The issue of photo manipulation isn’t a new one, but it has recently gained some real traction. A French law passed in 2015 has finally been implemented, and is creating a ripple effect amongst media distributors. In effort to promote body positivity and stray from the overexposure of unhealthy and unattainable body image ideals, the French government now requires photographers and distributors to clearly flag photos that have been photoshopped or altered in any way.
While they could have stopped there, France proved how serious they are by requiring all models to provide a doctor’s note that clearly indicates that they are in good health, paying special attention to their BMI – banning models who fail to uphold a healthy body mass index. According to an article by Independent, anyone who fails to abide by the new mandate could face a fine of €37,500 ($44,100), or 30% of the cost of the advertisement.
Getty Images is also taking strides. Following the French law, the company banned photo submissions in which the shape and/or size of a model’s body has been altered, or if they have failed to require a doctor’s note that ensured the model was in good health. If you thought the punishment was tough before, Getty Images is fining agencies who don’t abide by their regulations a whopping $75,000. This requirement is also enforced for iStock submissions, a branch of Getty Images.

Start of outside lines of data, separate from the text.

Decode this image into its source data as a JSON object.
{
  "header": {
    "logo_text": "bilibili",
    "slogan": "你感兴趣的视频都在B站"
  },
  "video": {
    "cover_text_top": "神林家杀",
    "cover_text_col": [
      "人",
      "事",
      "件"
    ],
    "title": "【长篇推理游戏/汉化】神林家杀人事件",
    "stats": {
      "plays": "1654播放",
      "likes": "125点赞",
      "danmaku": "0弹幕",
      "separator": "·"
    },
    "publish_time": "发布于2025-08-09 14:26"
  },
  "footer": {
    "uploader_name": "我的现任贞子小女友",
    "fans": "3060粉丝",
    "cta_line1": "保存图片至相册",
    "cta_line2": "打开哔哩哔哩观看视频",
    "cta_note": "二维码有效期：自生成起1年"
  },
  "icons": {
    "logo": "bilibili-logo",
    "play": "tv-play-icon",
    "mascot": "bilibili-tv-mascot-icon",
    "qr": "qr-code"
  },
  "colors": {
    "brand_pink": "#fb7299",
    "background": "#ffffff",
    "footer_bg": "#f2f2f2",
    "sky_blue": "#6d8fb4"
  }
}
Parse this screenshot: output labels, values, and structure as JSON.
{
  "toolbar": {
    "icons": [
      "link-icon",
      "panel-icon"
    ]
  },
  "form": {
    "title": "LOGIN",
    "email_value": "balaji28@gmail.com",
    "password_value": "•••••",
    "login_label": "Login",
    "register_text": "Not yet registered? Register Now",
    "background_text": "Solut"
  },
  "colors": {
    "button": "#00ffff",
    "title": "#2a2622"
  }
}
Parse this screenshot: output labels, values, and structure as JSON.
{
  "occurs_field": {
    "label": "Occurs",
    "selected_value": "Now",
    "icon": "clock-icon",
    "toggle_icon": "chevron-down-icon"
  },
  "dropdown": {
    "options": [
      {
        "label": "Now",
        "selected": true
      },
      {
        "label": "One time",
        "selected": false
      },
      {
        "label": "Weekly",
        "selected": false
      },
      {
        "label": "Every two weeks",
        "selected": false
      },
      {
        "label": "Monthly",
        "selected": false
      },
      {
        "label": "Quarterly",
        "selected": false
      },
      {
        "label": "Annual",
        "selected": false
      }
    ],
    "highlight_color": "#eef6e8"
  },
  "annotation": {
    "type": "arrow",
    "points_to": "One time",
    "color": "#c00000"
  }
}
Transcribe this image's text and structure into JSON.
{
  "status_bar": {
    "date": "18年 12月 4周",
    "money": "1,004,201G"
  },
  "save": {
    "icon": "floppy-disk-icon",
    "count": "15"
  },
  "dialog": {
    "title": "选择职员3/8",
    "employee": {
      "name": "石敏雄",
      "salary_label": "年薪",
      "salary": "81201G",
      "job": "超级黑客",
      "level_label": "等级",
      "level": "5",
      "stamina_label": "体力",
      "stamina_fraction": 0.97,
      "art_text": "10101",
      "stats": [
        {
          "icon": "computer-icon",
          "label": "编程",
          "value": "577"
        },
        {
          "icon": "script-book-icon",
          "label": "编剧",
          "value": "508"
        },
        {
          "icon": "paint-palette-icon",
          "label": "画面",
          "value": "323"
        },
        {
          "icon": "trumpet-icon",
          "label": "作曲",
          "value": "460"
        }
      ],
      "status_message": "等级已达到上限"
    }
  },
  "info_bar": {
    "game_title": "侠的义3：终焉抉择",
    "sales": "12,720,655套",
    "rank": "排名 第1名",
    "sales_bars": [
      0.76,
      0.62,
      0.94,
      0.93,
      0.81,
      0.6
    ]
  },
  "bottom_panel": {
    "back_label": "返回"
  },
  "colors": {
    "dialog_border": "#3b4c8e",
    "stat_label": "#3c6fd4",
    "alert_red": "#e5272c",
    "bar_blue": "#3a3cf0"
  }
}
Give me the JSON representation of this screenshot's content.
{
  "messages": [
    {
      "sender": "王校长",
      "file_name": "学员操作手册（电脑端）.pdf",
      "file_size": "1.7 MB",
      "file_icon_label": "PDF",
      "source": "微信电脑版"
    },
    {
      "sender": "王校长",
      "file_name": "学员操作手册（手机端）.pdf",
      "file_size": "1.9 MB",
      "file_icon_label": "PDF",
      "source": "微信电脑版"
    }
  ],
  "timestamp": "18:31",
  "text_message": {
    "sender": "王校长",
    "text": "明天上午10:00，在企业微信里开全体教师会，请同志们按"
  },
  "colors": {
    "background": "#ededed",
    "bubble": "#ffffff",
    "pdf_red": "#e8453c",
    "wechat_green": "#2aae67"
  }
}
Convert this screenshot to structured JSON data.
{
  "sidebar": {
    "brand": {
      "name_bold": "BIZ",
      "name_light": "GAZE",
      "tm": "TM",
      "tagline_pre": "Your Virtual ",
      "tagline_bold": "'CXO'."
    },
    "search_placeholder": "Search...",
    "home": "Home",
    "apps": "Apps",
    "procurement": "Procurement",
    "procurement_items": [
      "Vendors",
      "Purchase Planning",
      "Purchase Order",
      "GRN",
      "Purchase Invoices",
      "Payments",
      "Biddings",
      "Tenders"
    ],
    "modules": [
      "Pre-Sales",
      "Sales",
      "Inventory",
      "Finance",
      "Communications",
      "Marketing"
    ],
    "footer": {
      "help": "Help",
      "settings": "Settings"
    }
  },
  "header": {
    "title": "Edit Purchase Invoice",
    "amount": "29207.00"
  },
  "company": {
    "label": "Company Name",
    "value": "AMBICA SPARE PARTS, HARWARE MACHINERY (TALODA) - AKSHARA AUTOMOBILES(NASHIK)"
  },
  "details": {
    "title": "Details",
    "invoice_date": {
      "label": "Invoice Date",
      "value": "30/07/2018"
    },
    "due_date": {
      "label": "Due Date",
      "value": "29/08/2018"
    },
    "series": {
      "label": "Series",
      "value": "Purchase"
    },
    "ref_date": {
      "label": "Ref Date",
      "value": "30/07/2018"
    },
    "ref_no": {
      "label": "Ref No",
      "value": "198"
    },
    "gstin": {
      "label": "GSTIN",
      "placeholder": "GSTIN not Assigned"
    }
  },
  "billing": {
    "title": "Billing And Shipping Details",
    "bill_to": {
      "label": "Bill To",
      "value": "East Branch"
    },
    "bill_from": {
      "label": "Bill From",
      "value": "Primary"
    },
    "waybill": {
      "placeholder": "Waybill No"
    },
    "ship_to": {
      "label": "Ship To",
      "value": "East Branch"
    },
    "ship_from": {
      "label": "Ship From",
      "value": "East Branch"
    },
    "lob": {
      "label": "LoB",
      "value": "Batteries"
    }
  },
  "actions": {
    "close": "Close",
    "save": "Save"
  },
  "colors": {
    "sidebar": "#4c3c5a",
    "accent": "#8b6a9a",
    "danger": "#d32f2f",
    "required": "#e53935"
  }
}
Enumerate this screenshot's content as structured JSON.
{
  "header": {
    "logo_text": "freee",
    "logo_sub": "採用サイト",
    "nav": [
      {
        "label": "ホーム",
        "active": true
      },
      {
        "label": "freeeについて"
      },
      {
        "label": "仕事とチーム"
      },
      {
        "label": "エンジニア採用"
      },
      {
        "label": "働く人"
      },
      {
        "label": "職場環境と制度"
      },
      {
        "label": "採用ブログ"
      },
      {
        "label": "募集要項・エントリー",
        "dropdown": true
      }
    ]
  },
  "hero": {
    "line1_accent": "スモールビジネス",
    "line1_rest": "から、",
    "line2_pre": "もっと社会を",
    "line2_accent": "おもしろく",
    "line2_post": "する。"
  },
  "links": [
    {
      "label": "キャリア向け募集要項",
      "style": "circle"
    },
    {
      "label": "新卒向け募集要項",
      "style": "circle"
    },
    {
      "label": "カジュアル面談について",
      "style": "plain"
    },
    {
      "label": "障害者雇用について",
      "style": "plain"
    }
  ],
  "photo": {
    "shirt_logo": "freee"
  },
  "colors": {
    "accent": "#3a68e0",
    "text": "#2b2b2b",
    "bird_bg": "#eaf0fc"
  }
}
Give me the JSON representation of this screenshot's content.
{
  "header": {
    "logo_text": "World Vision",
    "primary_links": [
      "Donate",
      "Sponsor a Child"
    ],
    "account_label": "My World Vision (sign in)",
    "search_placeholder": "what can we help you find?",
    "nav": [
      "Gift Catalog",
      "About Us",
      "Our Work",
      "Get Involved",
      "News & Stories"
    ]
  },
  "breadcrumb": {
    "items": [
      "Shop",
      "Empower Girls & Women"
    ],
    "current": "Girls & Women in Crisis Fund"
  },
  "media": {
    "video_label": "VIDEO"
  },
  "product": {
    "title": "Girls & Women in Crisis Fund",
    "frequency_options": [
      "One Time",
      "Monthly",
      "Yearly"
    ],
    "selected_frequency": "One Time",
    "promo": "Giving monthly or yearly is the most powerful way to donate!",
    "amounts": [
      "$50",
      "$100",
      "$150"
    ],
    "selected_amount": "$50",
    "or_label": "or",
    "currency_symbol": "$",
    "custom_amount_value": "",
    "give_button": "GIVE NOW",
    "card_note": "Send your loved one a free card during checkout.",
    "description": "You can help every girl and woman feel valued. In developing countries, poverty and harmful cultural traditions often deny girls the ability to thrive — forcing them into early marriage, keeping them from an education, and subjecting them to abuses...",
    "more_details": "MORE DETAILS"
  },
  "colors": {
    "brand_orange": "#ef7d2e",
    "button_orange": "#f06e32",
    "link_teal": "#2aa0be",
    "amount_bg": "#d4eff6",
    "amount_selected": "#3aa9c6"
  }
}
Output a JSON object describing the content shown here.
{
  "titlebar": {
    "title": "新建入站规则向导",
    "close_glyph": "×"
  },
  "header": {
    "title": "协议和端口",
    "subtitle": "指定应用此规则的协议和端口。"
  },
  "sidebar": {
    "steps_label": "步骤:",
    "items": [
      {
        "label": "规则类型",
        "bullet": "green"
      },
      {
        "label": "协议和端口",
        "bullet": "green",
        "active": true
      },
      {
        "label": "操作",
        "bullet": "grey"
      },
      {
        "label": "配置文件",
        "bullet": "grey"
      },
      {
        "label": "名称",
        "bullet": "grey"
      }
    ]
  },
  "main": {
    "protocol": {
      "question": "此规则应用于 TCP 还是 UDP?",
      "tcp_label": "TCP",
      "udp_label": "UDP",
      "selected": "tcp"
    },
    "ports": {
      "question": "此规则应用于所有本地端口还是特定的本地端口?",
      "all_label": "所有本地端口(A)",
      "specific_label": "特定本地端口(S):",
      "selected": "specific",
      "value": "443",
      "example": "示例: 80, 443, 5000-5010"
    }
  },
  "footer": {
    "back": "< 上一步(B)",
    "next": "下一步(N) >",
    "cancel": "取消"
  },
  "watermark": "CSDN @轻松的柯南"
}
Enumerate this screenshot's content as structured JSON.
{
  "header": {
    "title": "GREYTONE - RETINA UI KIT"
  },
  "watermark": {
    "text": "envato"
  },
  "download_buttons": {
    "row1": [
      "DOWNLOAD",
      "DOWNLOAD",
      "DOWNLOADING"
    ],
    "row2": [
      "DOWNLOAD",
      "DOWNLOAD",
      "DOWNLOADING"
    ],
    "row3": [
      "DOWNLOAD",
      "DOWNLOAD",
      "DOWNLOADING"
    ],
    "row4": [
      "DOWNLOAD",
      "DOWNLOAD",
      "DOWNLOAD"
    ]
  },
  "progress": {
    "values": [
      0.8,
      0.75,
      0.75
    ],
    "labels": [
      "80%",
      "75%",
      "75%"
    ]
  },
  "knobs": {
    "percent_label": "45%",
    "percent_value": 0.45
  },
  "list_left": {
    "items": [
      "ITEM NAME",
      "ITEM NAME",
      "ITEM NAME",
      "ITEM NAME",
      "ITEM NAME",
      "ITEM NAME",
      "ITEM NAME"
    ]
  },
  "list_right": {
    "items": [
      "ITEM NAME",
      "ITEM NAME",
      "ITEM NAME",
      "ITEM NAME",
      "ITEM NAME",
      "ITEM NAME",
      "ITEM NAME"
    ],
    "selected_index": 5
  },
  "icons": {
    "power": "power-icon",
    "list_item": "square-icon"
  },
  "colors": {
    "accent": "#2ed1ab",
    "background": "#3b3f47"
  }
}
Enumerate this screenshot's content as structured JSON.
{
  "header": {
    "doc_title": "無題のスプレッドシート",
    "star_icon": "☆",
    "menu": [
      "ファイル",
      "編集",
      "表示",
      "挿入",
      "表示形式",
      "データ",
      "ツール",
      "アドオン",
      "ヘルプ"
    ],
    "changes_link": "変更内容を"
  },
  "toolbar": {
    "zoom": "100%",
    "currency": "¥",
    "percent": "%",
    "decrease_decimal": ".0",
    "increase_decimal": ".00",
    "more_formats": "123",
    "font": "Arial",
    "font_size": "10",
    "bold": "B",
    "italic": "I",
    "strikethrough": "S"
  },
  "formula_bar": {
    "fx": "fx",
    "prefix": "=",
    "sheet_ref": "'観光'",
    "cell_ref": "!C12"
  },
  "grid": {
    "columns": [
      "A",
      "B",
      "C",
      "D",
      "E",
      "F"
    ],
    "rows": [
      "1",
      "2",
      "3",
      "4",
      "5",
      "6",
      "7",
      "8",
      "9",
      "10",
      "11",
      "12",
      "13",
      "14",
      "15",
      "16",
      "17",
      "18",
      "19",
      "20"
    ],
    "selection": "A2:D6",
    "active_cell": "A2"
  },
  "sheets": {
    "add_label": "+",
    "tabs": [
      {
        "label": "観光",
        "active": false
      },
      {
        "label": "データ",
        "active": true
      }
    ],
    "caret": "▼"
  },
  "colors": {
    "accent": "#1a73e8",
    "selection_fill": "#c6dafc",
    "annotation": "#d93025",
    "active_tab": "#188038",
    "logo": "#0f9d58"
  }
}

While we are beginning to see companies take a stand against photo manipulation (shout out to Aerie and Dove!), there is still a long way to go before we see widespread embracement of all bodies in the media and advertising sector. Hopefully these new regulations will set the pace for society.